Here she is about a week or so after the first time we rescued her. We assisted officials in Lincoln County in Oct. 2009. She was 1-2 years old here. Probably not 2 yet.
We continued to coordinate her care. Here she is Thanksgiving Day 2009, approx. 40 days after her rescue.
Shortly after this time we were rudely dismissed from the case and no one would tell us what was going on.
We found out many months later that all 8 horses were returned to the owner/owners.
(this is kind of a downhill picture. but oh doesn't she look content here; she thought she had made it. She had no idea she would soon be sent back to hell.)
We do not have rescue day pictures of Flicka from her most recent rescue, in late Jan.2011.
because no one contacted us to help or to ask us if we would like to take care of her again.
We just found out about this in a kind of fluke phone call about an ad. we were running for PT employment. We just found out about this on Sunday, just a few days ago.
Her neglectful owner did not want her back, otherwise they could have had her back.
Nope, we don't get it either.
By court order, Flicka and 8 other horses were signed over to a guy who has never done horse rescue before. He had no intention of keeping her. He made us pay him $406 for Flicka so that we could claim her before she went through a loose horse sale in the next few days. And yes, we did tell him that we had already brought her back to life once and could he please show some kindness and give us a break here. Nope. $406.
Here is how she looks now, approx 40 days after her latest rescue.
40 days after her rescue in Minnehaha County this time, and she had received no vet care. No one even bothered to do a fecal exam or dental check. All 18 horses (9 were going back to owners who did this to them; 9 were staying here with the court-appointed new owner) from this herd, mares & stallions and small & big were all put in one pen in a feedlot type situation and they were eating cow feed. Some hay ground up with corn stalks. they said there was some molasses stuff in there too. big deal. We don't feed horses corn stalks and especially not starved horses. And how is she supposed to get healthy anyway when she is loaded with worms!
It's a little hard to evaluate her condition from this photo because she does have some winter hair which probably helped her live through this winter with no shelter. There were dead horses there; this information was confirmed to us.
oh geez, after I reread this I realized I really need to explain. We were not involved in her rescue this time. We did not know anything about it until just a few days ago. And we bought her as soon as we could and immediately took her to our Vet. Which is what should have happened to her 40 days ago!

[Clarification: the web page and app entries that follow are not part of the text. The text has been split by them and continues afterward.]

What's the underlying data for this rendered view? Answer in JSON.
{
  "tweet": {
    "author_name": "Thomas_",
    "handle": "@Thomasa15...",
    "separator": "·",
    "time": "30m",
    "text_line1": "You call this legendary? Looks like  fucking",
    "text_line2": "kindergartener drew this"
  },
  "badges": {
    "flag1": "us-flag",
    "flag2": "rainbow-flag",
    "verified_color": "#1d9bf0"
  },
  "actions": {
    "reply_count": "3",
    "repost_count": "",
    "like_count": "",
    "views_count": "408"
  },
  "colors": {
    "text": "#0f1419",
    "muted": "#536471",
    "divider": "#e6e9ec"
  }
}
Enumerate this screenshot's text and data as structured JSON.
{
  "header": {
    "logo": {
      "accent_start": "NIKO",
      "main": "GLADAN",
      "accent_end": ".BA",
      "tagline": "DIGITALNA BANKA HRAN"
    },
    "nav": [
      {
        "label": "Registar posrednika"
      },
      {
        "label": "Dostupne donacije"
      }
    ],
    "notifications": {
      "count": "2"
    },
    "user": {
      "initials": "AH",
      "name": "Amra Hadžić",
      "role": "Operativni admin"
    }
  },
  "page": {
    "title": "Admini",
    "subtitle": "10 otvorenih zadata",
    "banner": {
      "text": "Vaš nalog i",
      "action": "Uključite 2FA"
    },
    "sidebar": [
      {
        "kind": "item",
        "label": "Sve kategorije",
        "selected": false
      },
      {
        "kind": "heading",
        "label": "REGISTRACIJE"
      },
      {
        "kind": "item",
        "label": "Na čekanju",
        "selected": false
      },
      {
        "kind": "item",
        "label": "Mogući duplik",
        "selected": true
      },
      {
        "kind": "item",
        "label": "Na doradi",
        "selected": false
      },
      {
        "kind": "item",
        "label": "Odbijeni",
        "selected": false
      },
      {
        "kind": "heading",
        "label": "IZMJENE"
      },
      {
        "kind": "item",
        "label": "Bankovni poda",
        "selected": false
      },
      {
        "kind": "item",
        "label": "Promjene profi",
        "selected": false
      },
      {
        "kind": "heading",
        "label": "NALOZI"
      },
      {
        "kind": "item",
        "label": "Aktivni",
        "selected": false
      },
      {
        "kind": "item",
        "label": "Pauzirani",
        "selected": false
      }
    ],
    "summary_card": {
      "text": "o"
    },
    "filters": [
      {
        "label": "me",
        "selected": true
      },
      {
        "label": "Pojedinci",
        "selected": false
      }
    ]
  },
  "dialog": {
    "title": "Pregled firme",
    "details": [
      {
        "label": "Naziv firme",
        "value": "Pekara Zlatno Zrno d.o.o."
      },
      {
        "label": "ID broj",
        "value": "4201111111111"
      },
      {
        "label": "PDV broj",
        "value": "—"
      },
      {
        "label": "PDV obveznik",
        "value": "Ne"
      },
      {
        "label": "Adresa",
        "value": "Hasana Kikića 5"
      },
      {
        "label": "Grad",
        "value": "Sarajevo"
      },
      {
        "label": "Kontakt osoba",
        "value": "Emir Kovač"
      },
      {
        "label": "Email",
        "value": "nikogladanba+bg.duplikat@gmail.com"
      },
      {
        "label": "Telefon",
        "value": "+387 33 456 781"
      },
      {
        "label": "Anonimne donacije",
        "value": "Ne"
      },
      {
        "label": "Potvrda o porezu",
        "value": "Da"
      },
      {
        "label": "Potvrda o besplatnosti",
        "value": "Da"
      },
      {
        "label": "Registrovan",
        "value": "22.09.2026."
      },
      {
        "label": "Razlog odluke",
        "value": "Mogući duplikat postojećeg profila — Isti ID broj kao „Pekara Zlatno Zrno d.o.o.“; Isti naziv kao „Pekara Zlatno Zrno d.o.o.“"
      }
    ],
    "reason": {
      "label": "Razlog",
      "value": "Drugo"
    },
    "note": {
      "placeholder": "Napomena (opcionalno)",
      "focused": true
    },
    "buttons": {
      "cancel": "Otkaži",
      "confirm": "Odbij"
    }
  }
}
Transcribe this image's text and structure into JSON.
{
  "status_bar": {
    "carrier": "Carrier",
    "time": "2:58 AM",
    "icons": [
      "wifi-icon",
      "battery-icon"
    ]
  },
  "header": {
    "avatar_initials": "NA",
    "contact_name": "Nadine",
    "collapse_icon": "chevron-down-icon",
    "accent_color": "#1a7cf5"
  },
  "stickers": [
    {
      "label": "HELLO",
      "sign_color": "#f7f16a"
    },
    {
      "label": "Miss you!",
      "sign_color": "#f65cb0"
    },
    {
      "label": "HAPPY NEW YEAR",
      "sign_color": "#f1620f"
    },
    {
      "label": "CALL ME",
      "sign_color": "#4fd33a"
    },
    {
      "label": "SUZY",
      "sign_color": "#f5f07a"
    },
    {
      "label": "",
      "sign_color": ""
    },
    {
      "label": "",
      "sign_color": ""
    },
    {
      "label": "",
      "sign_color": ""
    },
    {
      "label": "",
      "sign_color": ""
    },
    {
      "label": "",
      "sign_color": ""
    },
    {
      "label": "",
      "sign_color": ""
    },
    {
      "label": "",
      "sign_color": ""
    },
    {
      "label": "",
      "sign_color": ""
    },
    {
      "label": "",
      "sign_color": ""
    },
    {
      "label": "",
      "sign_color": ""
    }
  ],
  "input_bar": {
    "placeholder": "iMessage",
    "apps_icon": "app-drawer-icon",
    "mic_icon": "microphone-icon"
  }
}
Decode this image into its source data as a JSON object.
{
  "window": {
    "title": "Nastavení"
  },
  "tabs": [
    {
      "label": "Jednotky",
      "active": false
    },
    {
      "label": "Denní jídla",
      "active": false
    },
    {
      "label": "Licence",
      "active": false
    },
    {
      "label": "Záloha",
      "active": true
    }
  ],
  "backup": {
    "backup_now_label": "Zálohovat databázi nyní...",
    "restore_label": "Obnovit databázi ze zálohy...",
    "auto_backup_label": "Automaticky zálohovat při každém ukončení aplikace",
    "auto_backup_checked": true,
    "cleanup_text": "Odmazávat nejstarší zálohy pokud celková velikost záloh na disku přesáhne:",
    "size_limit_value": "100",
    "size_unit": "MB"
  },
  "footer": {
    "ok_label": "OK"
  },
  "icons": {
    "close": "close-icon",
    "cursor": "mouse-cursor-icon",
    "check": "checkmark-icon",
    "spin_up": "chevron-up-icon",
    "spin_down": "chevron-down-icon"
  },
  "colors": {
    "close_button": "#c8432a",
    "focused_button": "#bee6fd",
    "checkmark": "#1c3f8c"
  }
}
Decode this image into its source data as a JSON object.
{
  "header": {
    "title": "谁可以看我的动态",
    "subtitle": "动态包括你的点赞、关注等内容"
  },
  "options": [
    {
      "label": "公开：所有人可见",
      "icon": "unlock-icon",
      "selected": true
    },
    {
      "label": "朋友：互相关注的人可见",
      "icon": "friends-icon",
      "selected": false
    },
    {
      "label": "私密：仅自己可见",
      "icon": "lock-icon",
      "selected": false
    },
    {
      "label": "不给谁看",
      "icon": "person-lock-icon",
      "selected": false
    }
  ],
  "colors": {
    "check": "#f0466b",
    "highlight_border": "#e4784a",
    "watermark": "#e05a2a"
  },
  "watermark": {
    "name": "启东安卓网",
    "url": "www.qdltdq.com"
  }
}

you really have to feel the horses when they have this winter hair.
IF YOU CLICK ON THESE PHOTOS THEY WILL ENLARGE
But you can follow her backbone sticking up and the "shelf" that forms kind of above the rib cage on an emaciated horse. and her hip bones. She is full of worms, vet exam proof. that contributes to her "full tummy" look. In reality, she is emaciated. Body Condition Score 2. on a scale of 1-9. nothing lower than 1 except death.
We now have ownership of Flicka. This will not happen to her again. She is not 3 years old yet. Just think what she must think about life in general. having "lived" like this. She is not even 3. And she has been in this condition twice that we know of.